In addition to this famous piece, the evening includes an unusual Bach double concerto for two keyboards and orchestra. This Concerto for Two Harpsichords is played instead with two pianos by soloists Annette Gurnee Hull and Nancy Correll.

Justin Sousa on bassoon and April Sousa on flute are the soloists for La Note (The Night), a concerto by Italian composer Antonio Vivaldi, composer of The Four Seasons. Holly MacDonell is the viola soloist for a concerto by the most prominent German composer of the Baroque era, Georg Phillip Telemann.

Other soloists during the evening include violinists Marilyn Page and Mary DeAndreis. The orchestra members are Karen Larkin, Kit Morris, Julie Fulkerson, Bill Swackhamer, Carson McHaney, Jet Glover, Janet Futrell, Don Morris, Penny Sohrakoff, Les Shiaman, Kira Weiss, Katy Hartridge, Charlotte Swackhamer, David Aldinger, Mie Matsumoto, Westin McHaney, Bear Winkle, Peter DeAndreis and Greg Granoff. Most of the musicians are HSU Music alumni.

Proceeds from the concert will benefit the HSU Music scholarship fund, including the Deborah Clasquin Memorial Scholarship.

The evening of Baroque concertos performed by North Coast musicians is Saturday January 22 at 7 PM in Fulkerson Recital Hall on the HSU campus in Arcata. $8/$3 from HSU Box Office (826-3928) or at the door. Justin Sousa, conductor.

Media: Humboldt State Now, Tri-City Weekly, Arcata Eye.
Baroque Concert Preview

The Bach Concerto for Two Harpsichords, BWV 1062 is an unusual concerto. It is a double concerto for two keyboards and orchestra. This piece is familiar as a double violin concerto, in d minor; but it’s believed that Bach also arranged it for two keyboards, in c minor. Originally played on harpsichords, this recital will present it with 2 pianos.

The soloists are Annette Gurnee Hull and Nancy Correll. These two duet partners played this concerto in France last summer, with an orchestra from the Conservatory of Blois. A thrilling experience, the two are now presenting it on home ground, with friends and colleagues.

Antonio Vivaldi’s concerto, La notte, depicts “The night,” tinged by supernatural fears, in seven short movements. In the guise of an overture the opening Largo is dominated by an obsessive dotted rhythm in the accompaniment and long disconcerting trills in the flute. Suddenly in the Presto, ghosts (Fantasmi), represented musically by rising triplets, make their appearance. A short Largo subsequently leads to a brief, calming Andante. In a Presto interruption the ghosts reappear and the mood of agitation once again asserts itself (string tremolos). Sleep (Il sonno) arrives and is depicted by long note values. Dissonances, however, betray an agitated soul. Dawn follows and with it awakening (Allegro). The dream has run its course but the nightmarish visions of the night persist. Justin and April Sousa are the soloists.

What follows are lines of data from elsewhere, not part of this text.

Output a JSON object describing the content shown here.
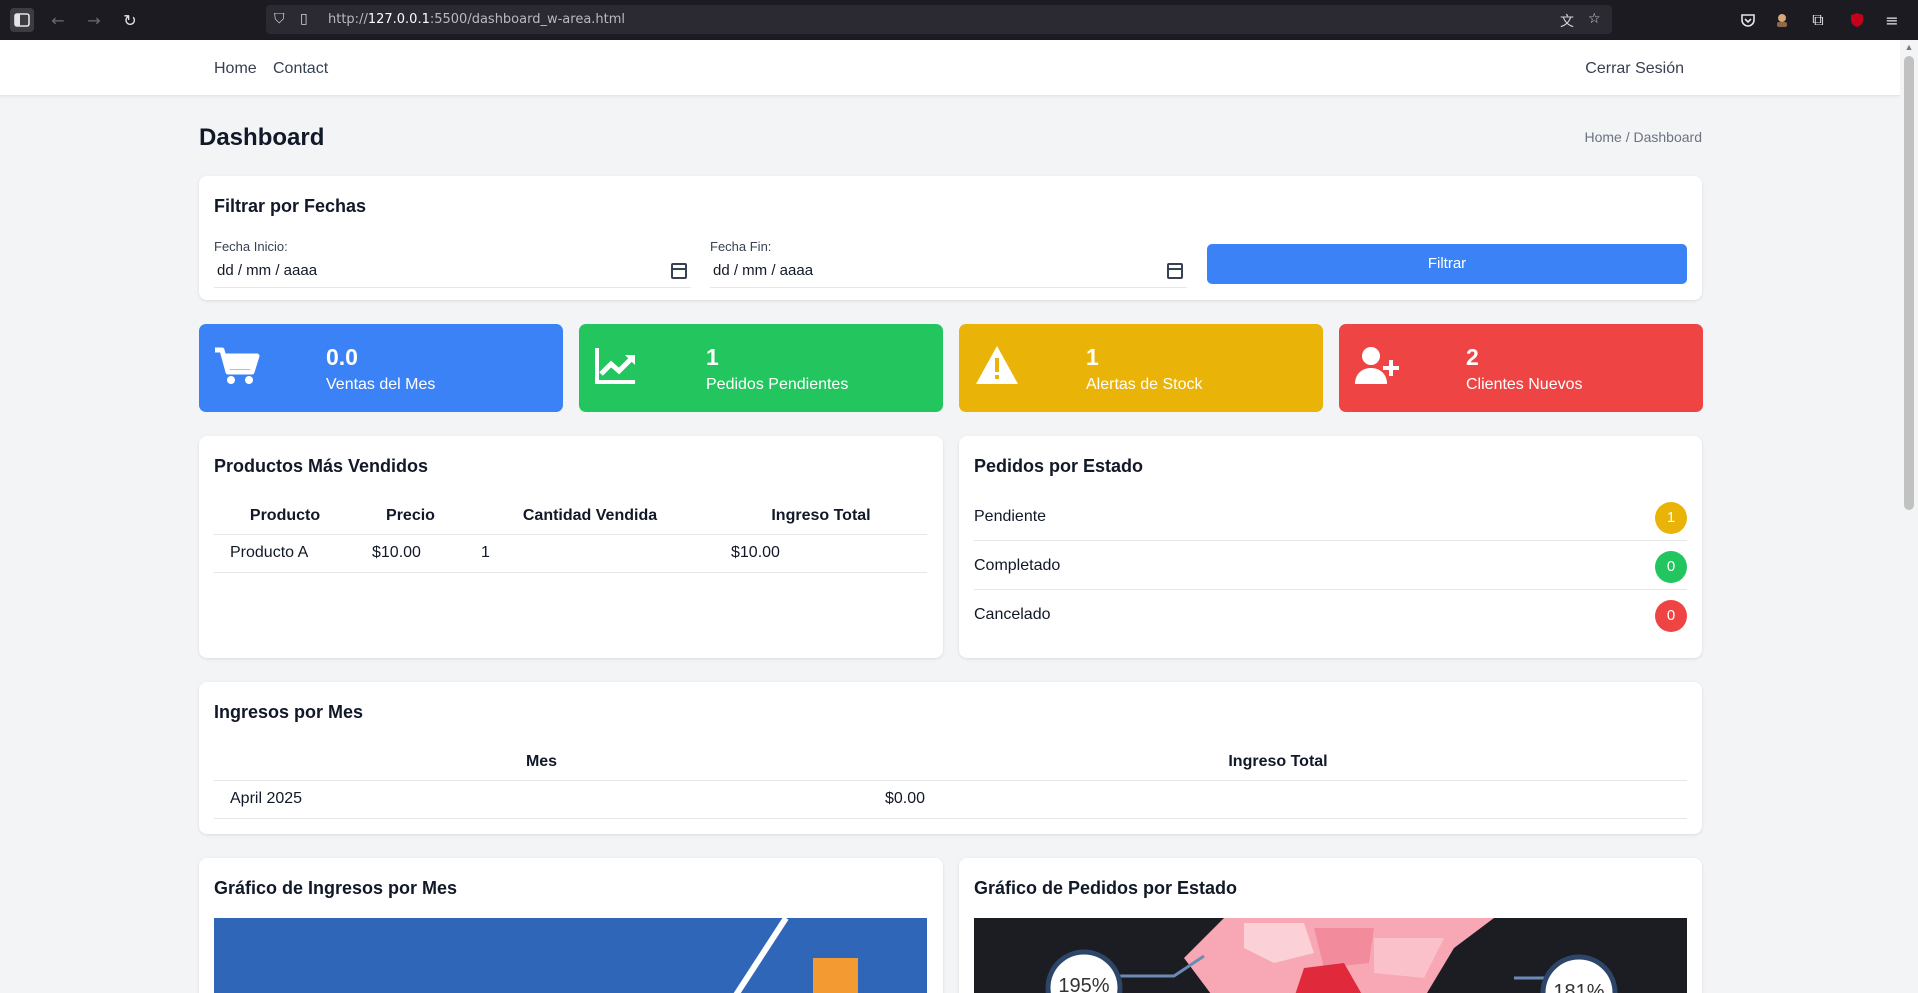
{
  "browser": {
    "url_prefix": "http://",
    "url_host": "127.0.0.1",
    "url_rest": ":5500/dashboard_w-area.html"
  },
  "nav": {
    "home": "Home",
    "contact": "Contact",
    "logout": "Cerrar Sesión"
  },
  "page": {
    "title": "Dashboard",
    "breadcrumb": "Home / Dashboard"
  },
  "filter": {
    "title": "Filtrar por Fechas",
    "start_label": "Fecha Inicio:",
    "start_value": "dd / mm / aaaa",
    "end_label": "Fecha Fin:",
    "end_value": "dd / mm / aaaa",
    "button": "Filtrar"
  },
  "stats": [
    {
      "value": "0.0",
      "label": "Ventas del Mes",
      "color": "#3b82f6",
      "icon": "cart-icon"
    },
    {
      "value": "1",
      "label": "Pedidos Pendientes",
      "color": "#22c55e",
      "icon": "chart-line-icon"
    },
    {
      "value": "1",
      "label": "Alertas de Stock",
      "color": "#eab308",
      "icon": "warning-icon"
    },
    {
      "value": "2",
      "label": "Clientes Nuevos",
      "color": "#ef4444",
      "icon": "user-plus-icon"
    }
  ],
  "top_products": {
    "title": "Productos Más Vendidos",
    "headers": [
      "Producto",
      "Precio",
      "Cantidad Vendida",
      "Ingreso Total"
    ],
    "rows": [
      [
        "Producto A",
        "$10.00",
        "1",
        "$10.00"
      ]
    ]
  },
  "orders_by_status": {
    "title": "Pedidos por Estado",
    "items": [
      {
        "label": "Pendiente",
        "count": "1",
        "color": "#eab308"
      },
      {
        "label": "Completado",
        "count": "0",
        "color": "#22c55e"
      },
      {
        "label": "Cancelado",
        "count": "0",
        "color": "#ef4444"
      }
    ]
  },
  "monthly_income": {
    "title": "Ingresos por Mes",
    "headers": [
      "Mes",
      "Ingreso Total"
    ],
    "rows": [
      [
        "April 2025",
        "$0.00"
      ]
    ]
  },
  "income_chart": {
    "title": "Gráfico de Ingresos por Mes"
  },
  "status_chart": {
    "title": "Gráfico de Pedidos por Estado",
    "labels": [
      "195%",
      "181%"
    ]
  }
}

Georg Phillip Telemann was Germany’s most prolific, respected and sought-after composer, regarded on even higher terms than his contemporary, J.S. Bach. The viola concerto, with its stately opening march, brilliant energetic second movement, lyrical third movement, and exuberant fourth movement, is a staple of the viola repertory. Holly MacDonell is the viola soloist.

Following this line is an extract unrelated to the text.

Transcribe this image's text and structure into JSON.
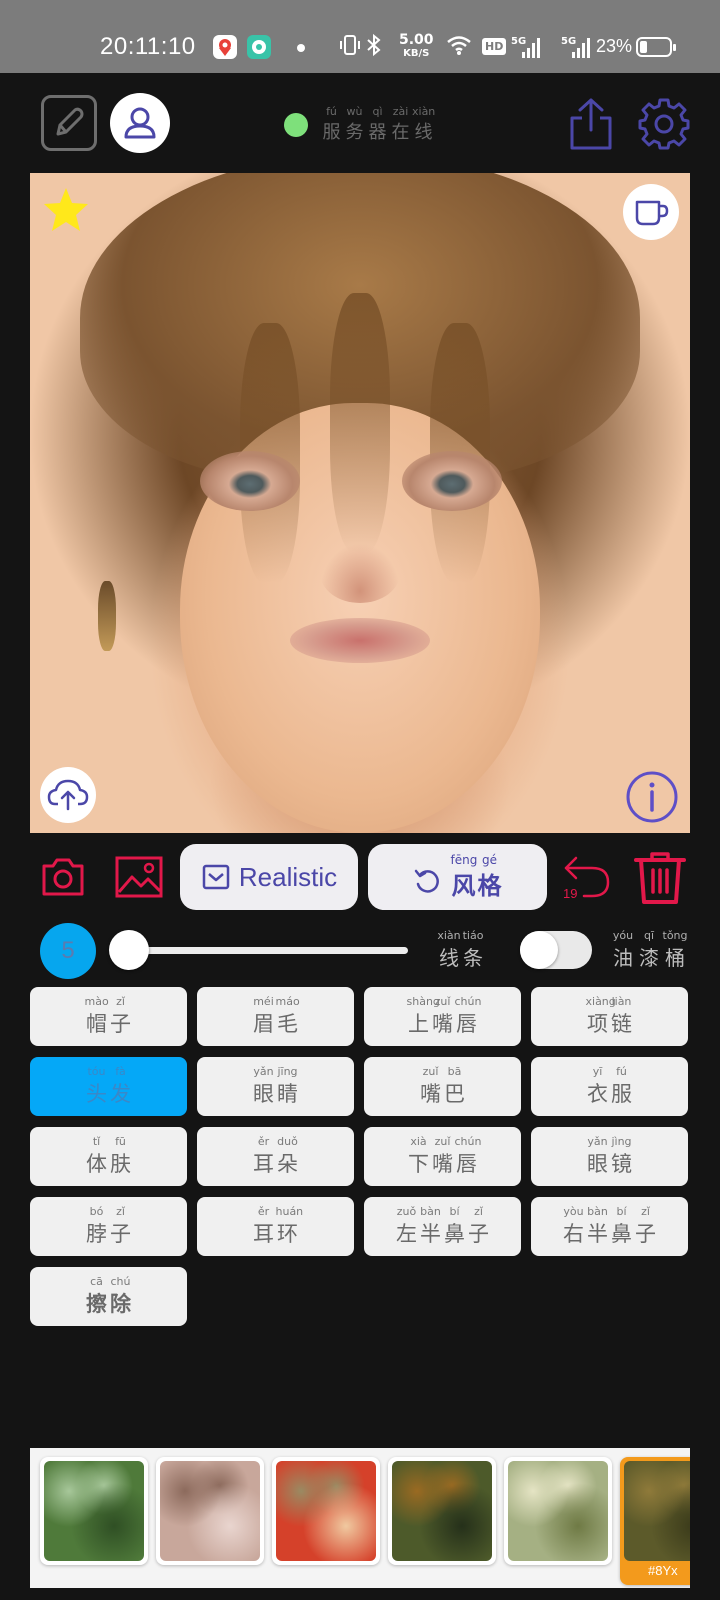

In the last of Johann Sebastian Bach’s Brandenburg Concertos, the lack of violins leads to an overall low pitch and sombre sonority, both traditionally associated with death. In lieu of the two viola da gamba parts, we decided to have a viola festival with Bach’s favorite instrument. In one sense, the work is a concerto for two violas and displays Bach's love of the instrument and its full range of expressive possibilities. Yet, it is their interplay, both with each other and with the cello and continuo, that characterizes each of the three movements. Bach considered the essence of a polyphonic composition to be a symbolic tonal discussion among instruments, each presenting arguments and counterpoints, variously talking and lapsing into silence to listen to the others. Sherry Hanson joins Holly in the solo parts.